We look in the mirror to comb and brush our hair in the morning, to rearrange mussed-up hair, to check on hair styling-and perhaps to regret the loss of hair. When we comb and brush we find strands of hair in the comb and brush, on the vanity stand under the mirror, and on our clothing.
We may or may not give any thought to the probability that most of this "lost" hair is also "dead" hair from follicles that have lived through the normal cycle of hair development (anagen), hair death (catagen) and follicle rest (telogen) before the cycle starts all over again. (See About Hair Loss and The Hair Growth Cycle).
The "dead" hairs have been pushed out of follicles by new hair developing from renewal of the anagen (growth) phase of the hair follicle.
The Hair Follicle Enigma
Every hair follicle transitions through a complete anagen-catagen-telogen-anagen cycle 10 to 20 times in a normal human lifetime. A normal anagen phase lasts 3 to 10 years, a normal catagen phase 2 to 3 weeks, and a normal telogen phase 3 to 4 months. At any given time, about 1% of hair follicles are in catagen phase, and about 15% in telogen phase.
A question that science is still striving to answer is: Why do hair follicles undergo the cycling process?
Hair follicles are one of he few organs or tissues of the human body that undergo cyclic degeneration and regeneration throughout the human lifetime.
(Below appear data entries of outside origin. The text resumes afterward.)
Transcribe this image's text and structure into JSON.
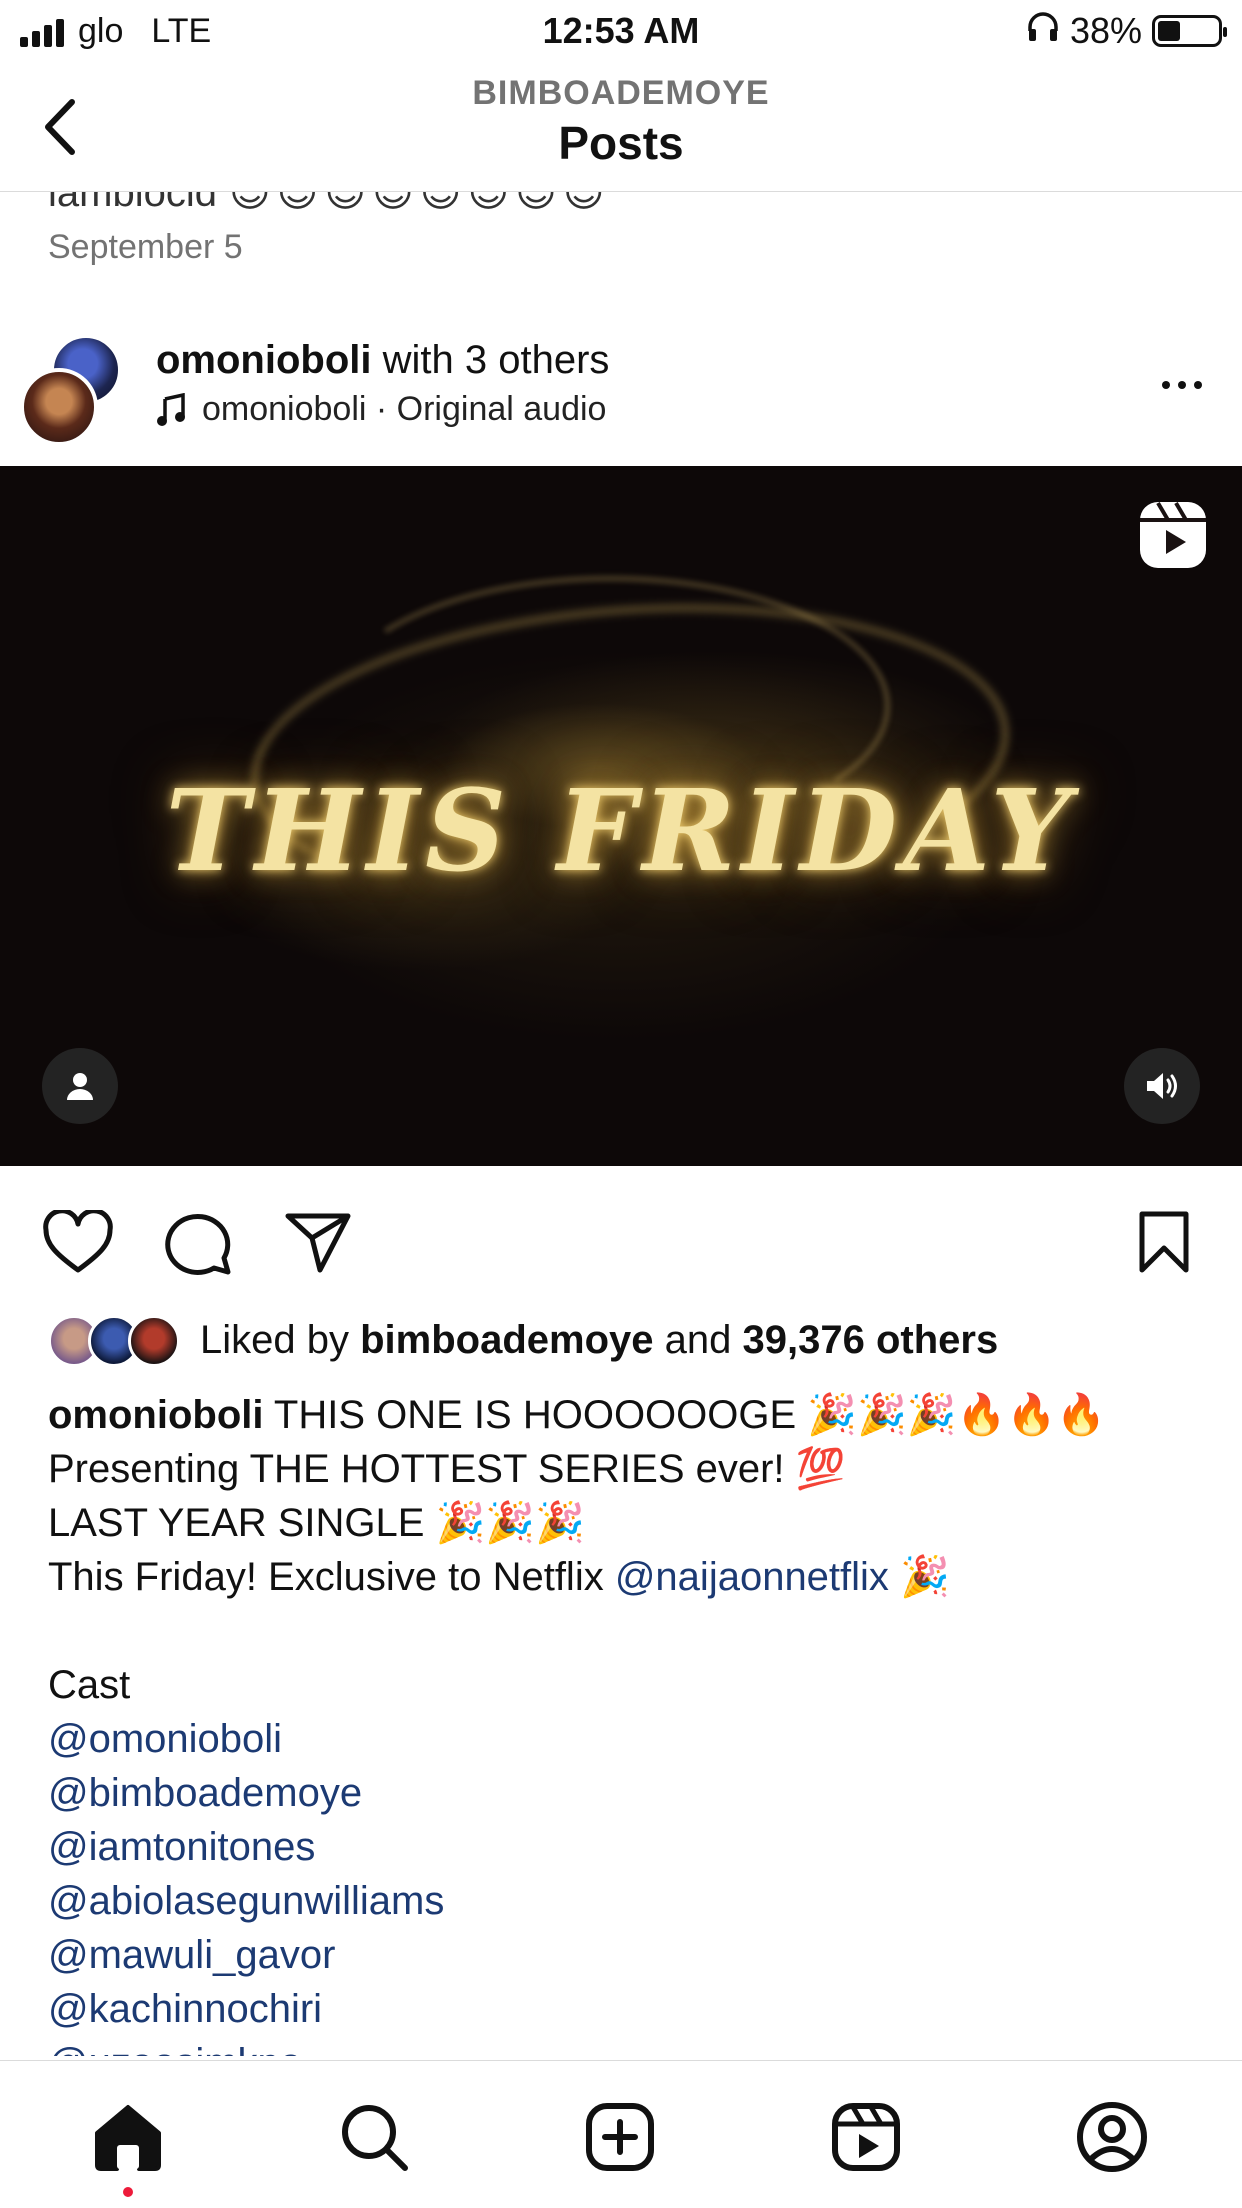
{
  "status_bar": {
    "carrier": "glo",
    "network": "LTE",
    "time": "12:53 AM",
    "battery": "38%",
    "battery_level": 0.38,
    "icons": [
      "signal-icon",
      "headphones-icon",
      "battery-icon"
    ]
  },
  "header": {
    "username": "BIMBOADEMOYE",
    "title": "Posts",
    "icons": [
      "back-arrow-icon"
    ]
  },
  "previous_post": {
    "caption_fragment": "iamblocid",
    "emojis": "😇😇😇😇😇😇😇😇",
    "date": "September 5"
  },
  "post": {
    "username": "omonioboli",
    "with_text": "with 3 others",
    "audio_label": "omonioboli · Original audio",
    "media_text": "THIS FRIDAY",
    "likes_prefix": "Liked by",
    "liked_by_user": "bimboademoye",
    "likes_and": "and",
    "likes_others": "39,376 others",
    "caption": {
      "author": "omonioboli",
      "line1": "THIS ONE IS HOOOOOOGE 🎉🎉🎉🔥🔥🔥",
      "line2": "Presenting THE HOTTEST SERIES ever! 💯",
      "line3": "LAST YEAR SINGLE 🎉🎉🎉",
      "line4_text": "This Friday!  Exclusive to Netflix",
      "line4_mention": "@naijaonnetflix",
      "line4_emoji": "🎉",
      "cast_heading": "Cast",
      "cast": [
        "@omonioboli",
        "@bimboademoye",
        "@iamtonitones",
        "@abiolasegunwilliams",
        "@mawuli_gavor",
        "@kachinnochiri",
        "@uzoosimkpa"
      ]
    }
  },
  "bottom_nav": {
    "items": [
      "home",
      "search",
      "create",
      "reels",
      "profile"
    ],
    "active": "home"
  },
  "colors": {
    "mention": "#1c3a73",
    "notification_dot": "#ed1b3a",
    "secondary_text": "#737373",
    "divider": "#dbdbdb"
  }
}
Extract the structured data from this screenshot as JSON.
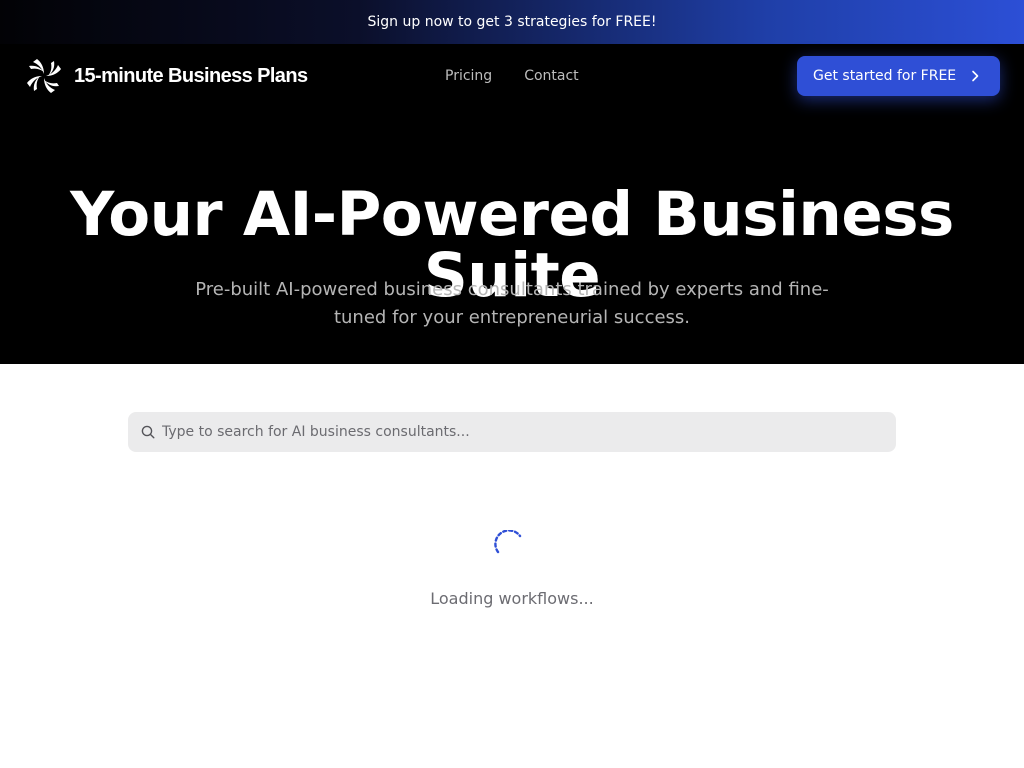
{
  "banner": {
    "text": "Sign up now to get 3 strategies for FREE!"
  },
  "brand": {
    "name": "15-minute Business Plans",
    "logo_icon": "pinwheel-logo-icon"
  },
  "nav": {
    "links": [
      {
        "label": "Pricing"
      },
      {
        "label": "Contact"
      }
    ]
  },
  "cta": {
    "label": "Get started for FREE",
    "icon": "chevron-right-icon"
  },
  "hero": {
    "title_line1": "Your AI-Powered Business",
    "title_line2": "Suite",
    "subtitle_line1": "Pre-built AI-powered business consultants trained by experts and fine-",
    "subtitle_line2": "tuned for your entrepreneurial success."
  },
  "search": {
    "placeholder": "Type to search for AI business consultants...",
    "value": "",
    "icon": "search-icon"
  },
  "loading": {
    "text": "Loading workflows...",
    "spinner_icon": "loading-spinner-icon"
  },
  "colors": {
    "accent": "#2f4fd6",
    "hero_bg": "#000000",
    "search_bg": "#ebebec"
  }
}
The cycle is not affected by season of the year-unlike the case with many animals that have seasonal changes in hair growth and color. So, what causes hair follicles to cycle, and what benefit-if any-does cycling have for human comfort and survival?
The causes of hair follicle cycling are buried deeply in human development. Hair follicles are appendages of skin, and the development of skin and its appendages begins very early in development of the human embryo-after the process called gastrulation when the embryo surface emerges as a single layer that will become the nervous system and skin (epithelium).
As the embryo matures, gene-derived molecular signals guide the development and maturation of structurally complex hair follicles in the skin. A number of gene-derived signaling molecules have been identified that guide the development of hair that the hair follicles produce.
The full-term infant is born with mature hair follicles. What causes the follicles to begin their life-long pattern of anagen-catagen-telogen cycling? A number of gene-derived signaling molecules have been identified as regulators of the cycle. However, not yet understood is how these molecular regulators coordinate their activities to initiate and terminate the anagen-catagen-telogen cycling phases.
Over the last decade, investigators began to understand the central role played by stem cells in hair follicle cycling. Every hair follicle contains a permanent reservoir of multipotent stem cells (stem cells that have the capacity to participate in growth, development and repair of tissues).
As the anagen cycle begins anew after catagen, the hair-producing capacity of a hair follicle is regenerated by the stem cells under the guidance of gene-derived molecular signaling molecules. The effort depletes the reservoir of follicular stem cells, but the reservoir is replenished by processes that are still not well understood. The eventual understanding of this process of stem cell replenishment may contribute to molecular-level treatments to revive hair follicles that have stopped producing mature hair.
Still to be answered is the question: Why do human hair follicles have the capacity for cycling degeneration and regeneration? So far, the only answer we have is: We don't know.